ASSIGNED TASK:
Gather up every line from the entries below that uses the word "Información".
══ DATA TO USE ══
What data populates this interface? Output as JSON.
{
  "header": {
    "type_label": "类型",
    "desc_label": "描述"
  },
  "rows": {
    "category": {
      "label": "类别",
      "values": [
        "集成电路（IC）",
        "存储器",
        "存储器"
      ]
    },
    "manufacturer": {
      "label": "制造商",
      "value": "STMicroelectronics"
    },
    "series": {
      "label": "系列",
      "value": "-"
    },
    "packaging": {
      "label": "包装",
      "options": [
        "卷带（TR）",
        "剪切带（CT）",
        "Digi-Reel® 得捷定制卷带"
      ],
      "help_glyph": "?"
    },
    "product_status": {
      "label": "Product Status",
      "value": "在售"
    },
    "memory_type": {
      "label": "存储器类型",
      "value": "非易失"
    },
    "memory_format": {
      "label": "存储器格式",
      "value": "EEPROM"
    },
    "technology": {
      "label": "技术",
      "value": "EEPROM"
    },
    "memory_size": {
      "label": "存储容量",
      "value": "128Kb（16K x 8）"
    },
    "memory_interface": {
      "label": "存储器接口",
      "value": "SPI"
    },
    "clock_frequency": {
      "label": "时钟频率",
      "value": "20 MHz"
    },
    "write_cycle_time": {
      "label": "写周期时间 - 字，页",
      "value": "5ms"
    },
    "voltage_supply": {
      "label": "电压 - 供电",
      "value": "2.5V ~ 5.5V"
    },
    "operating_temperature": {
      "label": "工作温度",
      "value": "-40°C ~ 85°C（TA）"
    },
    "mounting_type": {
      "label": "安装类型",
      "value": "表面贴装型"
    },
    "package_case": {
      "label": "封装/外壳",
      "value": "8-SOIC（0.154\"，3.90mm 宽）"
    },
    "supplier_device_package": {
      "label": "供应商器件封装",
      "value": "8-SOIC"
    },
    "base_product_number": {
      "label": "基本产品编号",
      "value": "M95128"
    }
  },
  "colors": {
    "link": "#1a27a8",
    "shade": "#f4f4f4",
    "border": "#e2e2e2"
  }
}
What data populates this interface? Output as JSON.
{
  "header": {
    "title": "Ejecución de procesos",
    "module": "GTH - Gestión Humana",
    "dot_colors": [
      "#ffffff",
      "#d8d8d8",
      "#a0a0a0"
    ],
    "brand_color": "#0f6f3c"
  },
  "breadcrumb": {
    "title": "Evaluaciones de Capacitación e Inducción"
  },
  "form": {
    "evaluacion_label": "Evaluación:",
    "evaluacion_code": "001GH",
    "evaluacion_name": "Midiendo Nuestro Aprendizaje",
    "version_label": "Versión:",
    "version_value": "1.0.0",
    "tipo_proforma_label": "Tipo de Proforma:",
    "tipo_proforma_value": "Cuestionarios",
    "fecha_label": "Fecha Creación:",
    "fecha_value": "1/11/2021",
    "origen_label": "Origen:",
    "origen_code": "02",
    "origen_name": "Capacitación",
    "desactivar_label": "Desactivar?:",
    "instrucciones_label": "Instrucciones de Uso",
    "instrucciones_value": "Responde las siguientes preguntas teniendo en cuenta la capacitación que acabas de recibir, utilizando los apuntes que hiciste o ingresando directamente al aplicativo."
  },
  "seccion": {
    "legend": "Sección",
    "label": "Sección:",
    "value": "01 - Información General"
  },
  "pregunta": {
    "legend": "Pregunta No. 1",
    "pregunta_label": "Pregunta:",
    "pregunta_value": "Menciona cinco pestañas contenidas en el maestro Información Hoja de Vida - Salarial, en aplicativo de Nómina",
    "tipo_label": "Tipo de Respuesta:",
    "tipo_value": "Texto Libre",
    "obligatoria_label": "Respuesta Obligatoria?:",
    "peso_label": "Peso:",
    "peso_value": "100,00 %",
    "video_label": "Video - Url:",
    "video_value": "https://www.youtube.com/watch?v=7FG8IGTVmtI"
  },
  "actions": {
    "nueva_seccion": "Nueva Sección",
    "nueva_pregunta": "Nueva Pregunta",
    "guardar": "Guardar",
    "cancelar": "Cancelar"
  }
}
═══
RESPONSE:
    "value": "01 - Información General"
    "pregunta_value": "Menciona cinco pestañas contenidas en el maestro Información Hoja de Vida - Salarial, en aplicativo de Nómina",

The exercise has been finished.